Five Soviet Army Deserters Now In Canada
Nov. 22, 1986
OTTAWA (AP) _ Five Soviet army deserters have been brought to Canada in a secret government mission after being held captive by Afghan rebels for about three years, newspapers reported Saturday.
Prime Minister Brian Mulroney confirmed that the five were ''safe and sound'' in Canada, but said no further information would be released until later this week.
The men were taken to a Canadian armed forces base in Ontario for debriefing, The Whig-Standard newspaper of Kingston, Ont., quoted unidentified sources as saying.

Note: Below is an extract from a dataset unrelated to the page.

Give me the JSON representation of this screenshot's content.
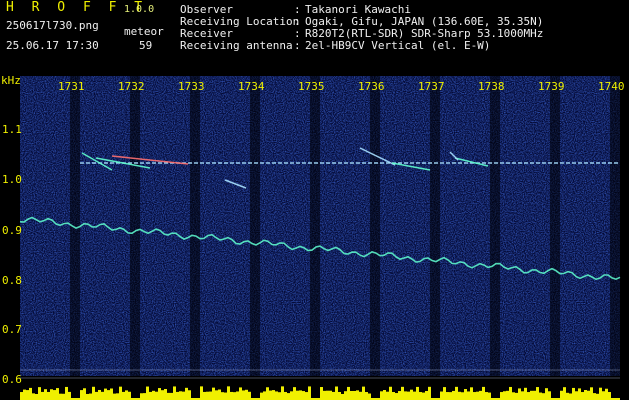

The sources said the men were in good health.
The soldiers were identified as Sergei Busov, 22, a driver-mechanic; Nikolai Golovin, 23, an electrician; Igor Kovalchuk, 26, an electrician; Vladislav Naumov, 24, a paratrooper; and Vadim Plotnikov, 21, a demolition expert.
Officials said representatives of Canada's External Affairs Department would speak to the Soviet Embassy about the secret mission.
The five men were flown to Canada on Thursday after being released in two groups and united in Pakistan, The Whig-Standard said.
A sixth man was too far inside Afghanistan and could not be rescued, said The Toronto Globe and Mail newspaper.
Efforts to bring six Soviet deserters to Canada began in July 1984 when Toronto lawyer Serge Jusyp met several of the deserters in Afghanistan.
Jusyp, who was acting on behalf of the Holy Trinity Russian Orthodox Church in Toronto, got rebel leaders to agree to release the men if Canada offered the deserters asylym.
An attempt to get the men out in October 1984 failed because Canadian government officials couldn't reach the men to check their identities and conduct medical tests, officials said.
In April, reporters for The Whig-Standard entered Afghanistan and interviewed the asylum-seekers. The Canadian government was criticized in the House of Commons for failing to rescue them.
The Whig-Standard said two of the men were taken to a safe house in Pakistan, picked up by intermediaries Thursday morning and driven to another location where they met with Canadian representatives.
The other three were also released into the custody of a people working on behalf of Canada, the newspaper said. The two groups were united and left aboard a flight from Pakistan on Thursday.
Bob Mykytiuk, president of the Canadian-Ukrainian Immigration Aid Society, said the soldiers will be brought to Toronto after debriefing, and placed with families.
Sources said the soldiers cooperated with their captors by giving them information about Soviet troop strength, tactics and training techniques.
About 115,000 Soviet troops are in Afghanistan to aid the communist government fight a nationwide Islamic insurgency. The Afghan rebels operate from bases in Pakistan along the Afhgan border.
The defector Naumov was ''extremely bitter over the lies he was told of the war and being dragged off to fight,'' Jusyp said in an earlier interview.
The attorney said the soldiers would face execution if they returned to the Soviet Union.